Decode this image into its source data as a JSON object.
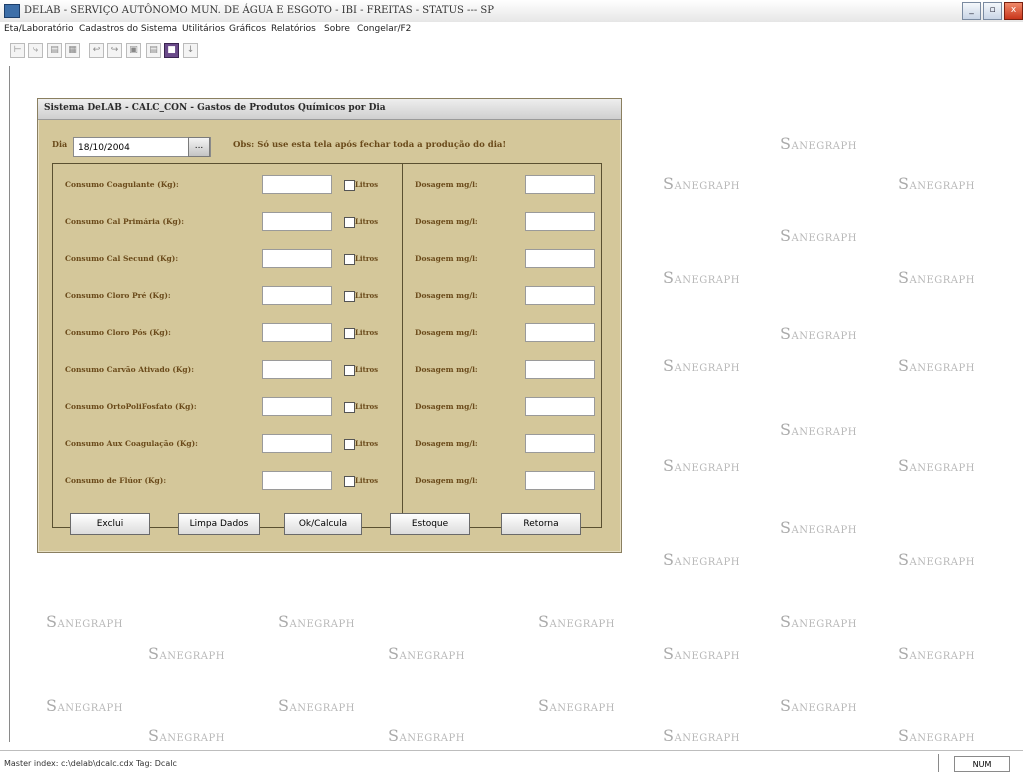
{
  "window": {
    "title": "DELAB - SERVIÇO AUTÔNOMO MUN. DE ÁGUA E ESGOTO - IBI - FREITAS - STATUS --- SP",
    "minimize": "_",
    "maximize": "▫",
    "close": "x"
  },
  "menu": [
    "Eta/Laboratório",
    "Cadastros do Sistema",
    "Utilitários",
    "Gráficos",
    "Relatórios",
    "Sobre",
    "Congelar/F2"
  ],
  "toolbar": [
    "⊢",
    "⤷",
    "▤",
    "▦",
    "↩",
    "↪",
    "▣",
    "▤",
    "■",
    "↓"
  ],
  "dialog": {
    "title": "Sistema DeLAB - CALC_CON - Gastos de Produtos Químicos por Dia",
    "dia_label": "Dia",
    "dia_value": "18/10/2004",
    "date_button": "...",
    "obs": "Obs: Só use esta tela após fechar toda a produção do dia!",
    "rows": [
      {
        "label": "Consumo Coagulante (Kg):",
        "litros": "Litros",
        "dosagem": "Dosagem mg/l:"
      },
      {
        "label": "Consumo Cal Primária (Kg):",
        "litros": "Litros",
        "dosagem": "Dosagem mg/l:"
      },
      {
        "label": "Consumo Cal Secund (Kg):",
        "litros": "Litros",
        "dosagem": "Dosagem mg/l:"
      },
      {
        "label": "Consumo Cloro Pré (Kg):",
        "litros": "Litros",
        "dosagem": "Dosagem mg/l:"
      },
      {
        "label": "Consumo Cloro Pós (Kg):",
        "litros": "Litros",
        "dosagem": "Dosagem mg/l:"
      },
      {
        "label": "Consumo Carvão Ativado (Kg):",
        "litros": "Litros",
        "dosagem": "Dosagem mg/l:"
      },
      {
        "label": "Consumo OrtoPoliFosfato (Kg):",
        "litros": "Litros",
        "dosagem": "Dosagem mg/l:"
      },
      {
        "label": "Consumo Aux Coagulação (Kg):",
        "litros": "Litros",
        "dosagem": "Dosagem mg/l:"
      },
      {
        "label": "Consumo de Flúor (Kg):",
        "litros": "Litros",
        "dosagem": "Dosagem mg/l:"
      }
    ],
    "buttons": {
      "exclui": "Exclui",
      "limpa": "Limpa Dados",
      "ok": "Ok/Calcula",
      "estoque": "Estoque",
      "retorna": "Retorna"
    }
  },
  "watermark": "SANEGRAPH",
  "status": {
    "text": "Master index: c:\\delab\\dcalc.cdx Tag: Dcalc",
    "num": "NUM"
  }
}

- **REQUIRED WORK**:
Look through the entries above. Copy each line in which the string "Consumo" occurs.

- **EXERCISE RESPONSE**:
        "label": "Consumo Coagulante (Kg):",
        "label": "Consumo Cal Primária (Kg):",
        "label": "Consumo Cal Secund (Kg):",
        "label": "Consumo Cloro Pré (Kg):",
        "label": "Consumo Cloro Pós (Kg):",
        "label": "Consumo Carvão Ativado (Kg):",
        "label": "Consumo OrtoPoliFosfato (Kg):",
        "label": "Consumo Aux Coagulação (Kg):",
        "label": "Consumo de Flúor (Kg):",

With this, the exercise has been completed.